TASK DESCRIPTION
Answer with a number only: how many lines of the entries below contain the word "image"?

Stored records
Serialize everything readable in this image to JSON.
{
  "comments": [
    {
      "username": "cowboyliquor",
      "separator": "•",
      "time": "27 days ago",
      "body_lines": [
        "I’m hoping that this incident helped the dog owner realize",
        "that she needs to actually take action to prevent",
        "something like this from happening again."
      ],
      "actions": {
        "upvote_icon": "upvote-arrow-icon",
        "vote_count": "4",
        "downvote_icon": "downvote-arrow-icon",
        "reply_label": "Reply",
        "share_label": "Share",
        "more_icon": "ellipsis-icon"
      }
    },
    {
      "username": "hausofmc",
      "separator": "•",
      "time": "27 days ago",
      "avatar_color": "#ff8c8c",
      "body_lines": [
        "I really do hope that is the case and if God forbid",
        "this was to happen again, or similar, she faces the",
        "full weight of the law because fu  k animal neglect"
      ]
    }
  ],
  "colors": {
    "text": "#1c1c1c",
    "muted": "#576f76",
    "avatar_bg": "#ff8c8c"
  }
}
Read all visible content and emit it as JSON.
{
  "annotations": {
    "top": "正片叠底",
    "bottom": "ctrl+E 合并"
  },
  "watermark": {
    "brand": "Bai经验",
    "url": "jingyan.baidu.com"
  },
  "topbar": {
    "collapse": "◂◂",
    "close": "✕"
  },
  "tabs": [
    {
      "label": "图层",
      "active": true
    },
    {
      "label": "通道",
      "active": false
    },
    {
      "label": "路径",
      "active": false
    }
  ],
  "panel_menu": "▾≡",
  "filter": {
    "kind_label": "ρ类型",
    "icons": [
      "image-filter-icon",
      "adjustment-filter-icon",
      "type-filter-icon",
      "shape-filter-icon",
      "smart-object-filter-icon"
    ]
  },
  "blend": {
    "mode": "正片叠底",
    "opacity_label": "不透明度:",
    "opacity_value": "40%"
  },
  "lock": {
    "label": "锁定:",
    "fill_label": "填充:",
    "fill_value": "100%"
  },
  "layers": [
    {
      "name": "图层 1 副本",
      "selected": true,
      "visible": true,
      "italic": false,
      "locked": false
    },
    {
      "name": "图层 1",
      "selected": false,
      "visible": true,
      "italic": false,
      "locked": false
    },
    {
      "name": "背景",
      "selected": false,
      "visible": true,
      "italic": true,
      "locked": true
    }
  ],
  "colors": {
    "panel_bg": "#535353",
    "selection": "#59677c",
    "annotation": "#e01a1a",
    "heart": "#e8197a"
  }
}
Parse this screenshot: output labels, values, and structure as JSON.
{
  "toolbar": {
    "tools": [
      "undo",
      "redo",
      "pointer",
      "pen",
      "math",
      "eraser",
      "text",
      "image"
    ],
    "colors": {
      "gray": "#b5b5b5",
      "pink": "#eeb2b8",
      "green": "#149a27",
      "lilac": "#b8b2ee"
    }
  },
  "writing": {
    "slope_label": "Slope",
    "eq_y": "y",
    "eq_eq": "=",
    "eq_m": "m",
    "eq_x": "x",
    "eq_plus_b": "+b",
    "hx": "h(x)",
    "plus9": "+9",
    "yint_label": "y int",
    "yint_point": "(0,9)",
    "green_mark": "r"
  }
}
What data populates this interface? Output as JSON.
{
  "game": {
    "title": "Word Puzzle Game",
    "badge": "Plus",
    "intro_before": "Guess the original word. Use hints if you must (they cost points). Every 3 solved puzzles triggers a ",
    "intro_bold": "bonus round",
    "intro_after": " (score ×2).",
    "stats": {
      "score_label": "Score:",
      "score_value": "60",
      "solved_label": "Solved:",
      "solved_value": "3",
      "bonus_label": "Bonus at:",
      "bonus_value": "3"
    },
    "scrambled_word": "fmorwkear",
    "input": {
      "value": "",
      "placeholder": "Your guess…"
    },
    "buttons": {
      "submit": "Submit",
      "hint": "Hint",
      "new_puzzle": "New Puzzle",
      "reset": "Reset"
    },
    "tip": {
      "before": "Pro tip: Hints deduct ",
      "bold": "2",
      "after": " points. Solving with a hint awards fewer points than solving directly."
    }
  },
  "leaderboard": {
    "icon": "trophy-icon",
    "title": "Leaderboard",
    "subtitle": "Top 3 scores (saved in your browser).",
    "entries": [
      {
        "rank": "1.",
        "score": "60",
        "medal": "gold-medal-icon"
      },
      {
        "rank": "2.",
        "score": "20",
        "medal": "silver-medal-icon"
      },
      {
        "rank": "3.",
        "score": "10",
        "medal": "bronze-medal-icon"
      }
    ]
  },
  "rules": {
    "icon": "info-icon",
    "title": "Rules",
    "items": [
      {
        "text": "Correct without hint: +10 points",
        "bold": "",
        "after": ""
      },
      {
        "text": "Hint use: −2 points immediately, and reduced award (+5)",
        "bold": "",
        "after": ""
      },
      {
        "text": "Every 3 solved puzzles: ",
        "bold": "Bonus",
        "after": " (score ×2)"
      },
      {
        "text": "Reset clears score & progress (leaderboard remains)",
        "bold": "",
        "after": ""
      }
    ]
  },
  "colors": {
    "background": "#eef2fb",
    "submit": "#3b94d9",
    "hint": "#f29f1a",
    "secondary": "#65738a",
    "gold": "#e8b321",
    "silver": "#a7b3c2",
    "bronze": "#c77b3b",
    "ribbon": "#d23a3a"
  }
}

ANSWER SECTION
3